PROBLEM DESCRIPTION:
Retype each record exactly; no pictures.

Data about app and page elements
========
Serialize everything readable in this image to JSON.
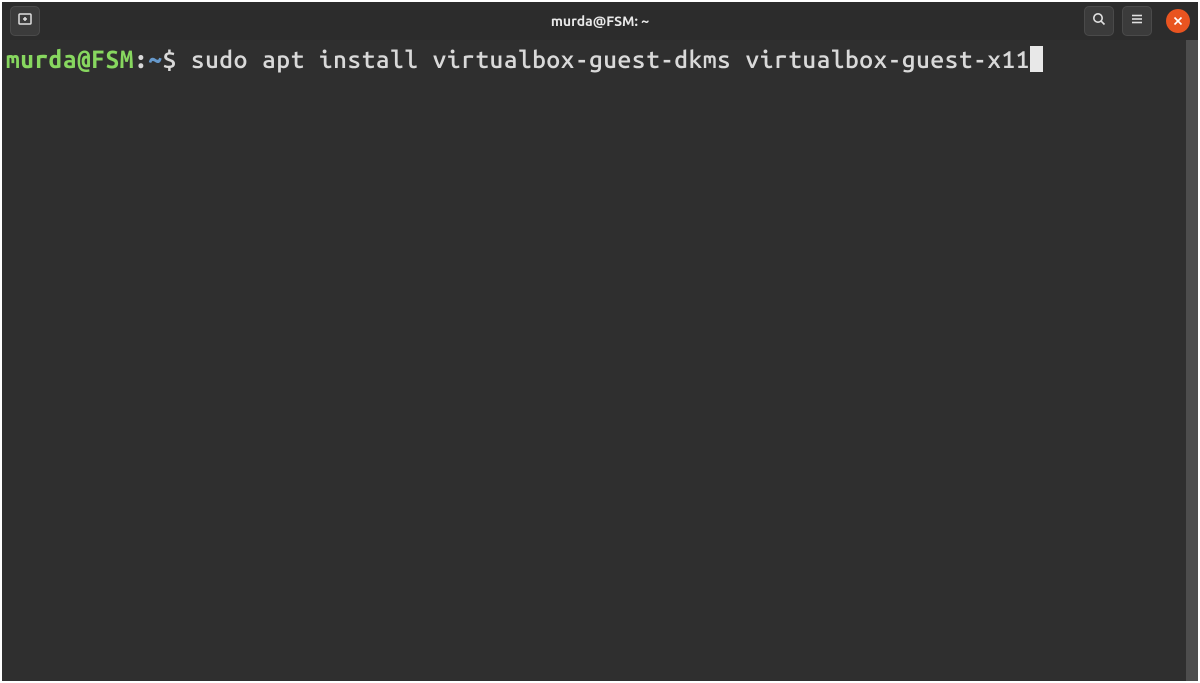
{
  "titlebar": {
    "title": "murda@FSM: ~"
  },
  "prompt": {
    "user_host": "murda@FSM",
    "separator": ":",
    "path": "~",
    "symbol": "$"
  },
  "command": " sudo apt install virtualbox-guest-dkms virtualbox-guest-x11",
  "icons": {
    "new_tab": "new-tab-icon",
    "search": "search-icon",
    "menu": "hamburger-icon",
    "close": "close-icon"
  }
}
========
TASK RESPONSE:
Serialize everything readable in this image to JSON.
{
  "titlebar": {
    "title": "murda@FSM: ~"
  },
  "prompt": {
    "user_host": "murda@FSM",
    "separator": ":",
    "path": "~",
    "symbol": "$"
  },
  "command": " sudo apt install virtualbox-guest-dkms virtualbox-guest-x11",
  "icons": {
    "new_tab": "new-tab-icon",
    "search": "search-icon",
    "menu": "hamburger-icon",
    "close": "close-icon"
  }
}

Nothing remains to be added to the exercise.